In our first week in teams, our TI:GER focus turned to soft skills. There are numerous difficulties that arise when forming teams and these problems are often compounded with multi-disciplinary teams. In our class period, we discussed the focus and objective of the three different degree tracks (MBA, JD, PhD) and looked for areas where common ground (or conflict) could be found. Not surprisingly, the MBA group was more results driven as opposed to process driven. The PhD’s have unique challenges of publishing that aren’t present for the other groups and the law students have their ever important class rank to worry about. Understanding the different approaches we are taking towards our grad school experiences, and narrowing these approaches down to the TI:GER program in particular, will hopefully help us avoid many of the unproductive types of conflict that may arise throughout the semester.
In the second half of class, we had a guest speaker come in to discuss Myers-Briggs types. If you’re unfamiliar with these personality tests, here’s the Wikipedia link: http://en.wikipedia.org/wiki/Myers-Briggs_Type_Indicator. After taking the assessment as a class, we reviewed the various personality types and discussed how each type can contribute to a project. After weeks of very hard skills classes, it was nice to have a break and discuss a field without a right or wrong answer. By becoming more aware of your own personality type, you can target where you fit best within an organization and identify weaknesses.
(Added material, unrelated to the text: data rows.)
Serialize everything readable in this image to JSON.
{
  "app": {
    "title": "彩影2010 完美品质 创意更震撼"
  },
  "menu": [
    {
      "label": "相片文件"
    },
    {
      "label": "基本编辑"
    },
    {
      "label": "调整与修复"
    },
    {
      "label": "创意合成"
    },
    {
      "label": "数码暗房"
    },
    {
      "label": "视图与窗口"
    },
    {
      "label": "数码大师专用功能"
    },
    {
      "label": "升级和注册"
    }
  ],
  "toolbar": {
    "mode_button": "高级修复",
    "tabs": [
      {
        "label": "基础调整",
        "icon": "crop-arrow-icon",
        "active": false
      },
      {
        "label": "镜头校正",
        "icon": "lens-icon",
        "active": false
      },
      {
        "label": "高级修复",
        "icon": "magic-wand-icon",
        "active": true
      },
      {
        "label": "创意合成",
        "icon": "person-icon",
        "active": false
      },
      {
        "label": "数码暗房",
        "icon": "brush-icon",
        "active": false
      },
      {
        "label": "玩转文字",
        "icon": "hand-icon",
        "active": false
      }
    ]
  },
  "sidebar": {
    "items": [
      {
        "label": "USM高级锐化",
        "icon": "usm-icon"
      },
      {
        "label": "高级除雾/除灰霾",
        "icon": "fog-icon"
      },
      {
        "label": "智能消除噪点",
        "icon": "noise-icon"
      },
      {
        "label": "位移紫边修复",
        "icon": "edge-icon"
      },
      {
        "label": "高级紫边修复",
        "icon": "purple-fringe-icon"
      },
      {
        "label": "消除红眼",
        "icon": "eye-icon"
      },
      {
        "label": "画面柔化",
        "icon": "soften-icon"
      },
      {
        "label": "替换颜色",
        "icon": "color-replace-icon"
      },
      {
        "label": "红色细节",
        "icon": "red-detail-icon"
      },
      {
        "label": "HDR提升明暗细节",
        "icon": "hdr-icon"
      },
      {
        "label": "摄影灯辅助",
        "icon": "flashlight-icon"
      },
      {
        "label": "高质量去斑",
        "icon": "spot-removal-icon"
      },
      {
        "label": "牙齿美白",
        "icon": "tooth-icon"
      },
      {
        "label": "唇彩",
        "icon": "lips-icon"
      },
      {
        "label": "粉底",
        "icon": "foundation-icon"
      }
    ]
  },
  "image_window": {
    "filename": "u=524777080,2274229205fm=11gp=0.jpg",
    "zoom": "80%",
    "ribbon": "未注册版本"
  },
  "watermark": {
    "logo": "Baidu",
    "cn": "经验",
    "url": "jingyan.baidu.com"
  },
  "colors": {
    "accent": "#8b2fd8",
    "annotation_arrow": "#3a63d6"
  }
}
I think by understanding more about ourselves, we can have frank team discussions about how we work best, what we’re good at, and what we need help in. This week was the first part of a crucial “team forming period” that I’ll be writing about for the next few weeks.